Print the entries exactly as they appear, and omit any images.

Data records for software interfaces
================================

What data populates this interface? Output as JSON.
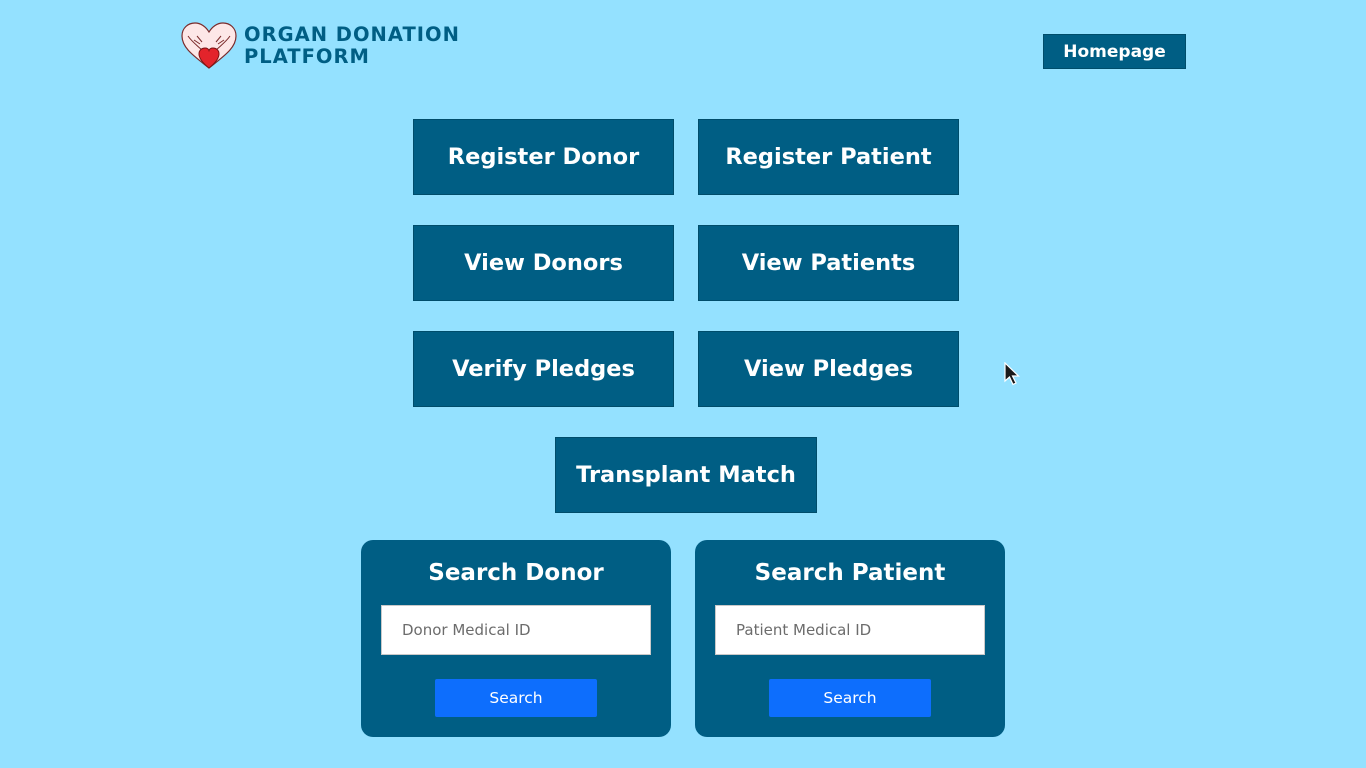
{
  "header": {
    "brand_line1": "ORGAN DONATION",
    "brand_line2": "PLATFORM",
    "logo_icon": "heart-hands-icon",
    "homepage_label": "Homepage"
  },
  "actions": {
    "register_donor": "Register Donor",
    "register_patient": "Register Patient",
    "view_donors": "View Donors",
    "view_patients": "View Patients",
    "verify_pledges": "Verify Pledges",
    "view_pledges": "View Pledges",
    "transplant_match": "Transplant Match"
  },
  "search_donor": {
    "title": "Search Donor",
    "input_value": "",
    "placeholder": "Donor Medical ID",
    "button_label": "Search"
  },
  "search_patient": {
    "title": "Search Patient",
    "input_value": "",
    "placeholder": "Patient Medical ID",
    "button_label": "Search"
  },
  "colors": {
    "background": "#94e1ff",
    "primary": "#005e84",
    "search_button": "#0d6efd",
    "logo_heart": "#e3242b"
  }
}
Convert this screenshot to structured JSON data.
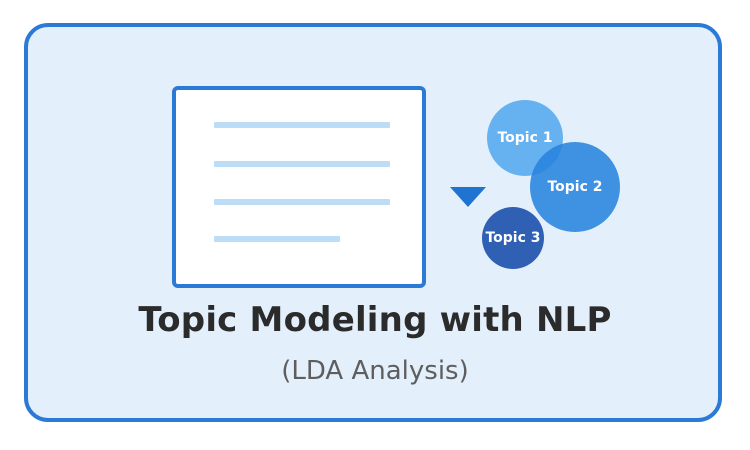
{
  "diagram": {
    "title": "Topic Modeling with NLP",
    "subtitle": "(LDA Analysis)",
    "topics": [
      {
        "label": "Topic 1"
      },
      {
        "label": "Topic 2"
      },
      {
        "label": "Topic 3"
      }
    ],
    "document_icon": "document-icon",
    "arrow_icon": "arrow-down-icon",
    "colors": {
      "accent": "#2a7ad6",
      "background": "#e3f0fc",
      "topic_1": "#63b0f0",
      "topic_2": "#2883de",
      "topic_3": "#2a5bb2",
      "doc_lines": "#bddcf6",
      "title_text": "#2b2b2b",
      "subtitle_text": "#5e5e5e"
    }
  }
}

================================

Solved problem:
What data populates this interface? Output as JSON.
{
  "header": {
    "brand_line1": "ORGAN DONATION",
    "brand_line2": "PLATFORM",
    "logo_icon": "heart-hands-icon",
    "homepage_label": "Homepage"
  },
  "actions": {
    "register_donor": "Register Donor",
    "register_patient": "Register Patient",
    "view_donors": "View Donors",
    "view_patients": "View Patients",
    "verify_pledges": "Verify Pledges",
    "view_pledges": "View Pledges",
    "transplant_match": "Transplant Match"
  },
  "search_donor": {
    "title": "Search Donor",
    "input_value": "",
    "placeholder": "Donor Medical ID",
    "button_label": "Search"
  },
  "search_patient": {
    "title": "Search Patient",
    "input_value": "",
    "placeholder": "Patient Medical ID",
    "button_label": "Search"
  },
  "colors": {
    "background": "#94e1ff",
    "primary": "#005e84",
    "search_button": "#0d6efd",
    "logo_heart": "#e3242b"
  }
}
Convert this screenshot to structured JSON data.
{
  "diagram": {
    "title": "Topic Modeling with NLP",
    "subtitle": "(LDA Analysis)",
    "topics": [
      {
        "label": "Topic 1"
      },
      {
        "label": "Topic 2"
      },
      {
        "label": "Topic 3"
      }
    ],
    "document_icon": "document-icon",
    "arrow_icon": "arrow-down-icon",
    "colors": {
      "accent": "#2a7ad6",
      "background": "#e3f0fc",
      "topic_1": "#63b0f0",
      "topic_2": "#2883de",
      "topic_3": "#2a5bb2",
      "doc_lines": "#bddcf6",
      "title_text": "#2b2b2b",
      "subtitle_text": "#5e5e5e"
    }
  }
}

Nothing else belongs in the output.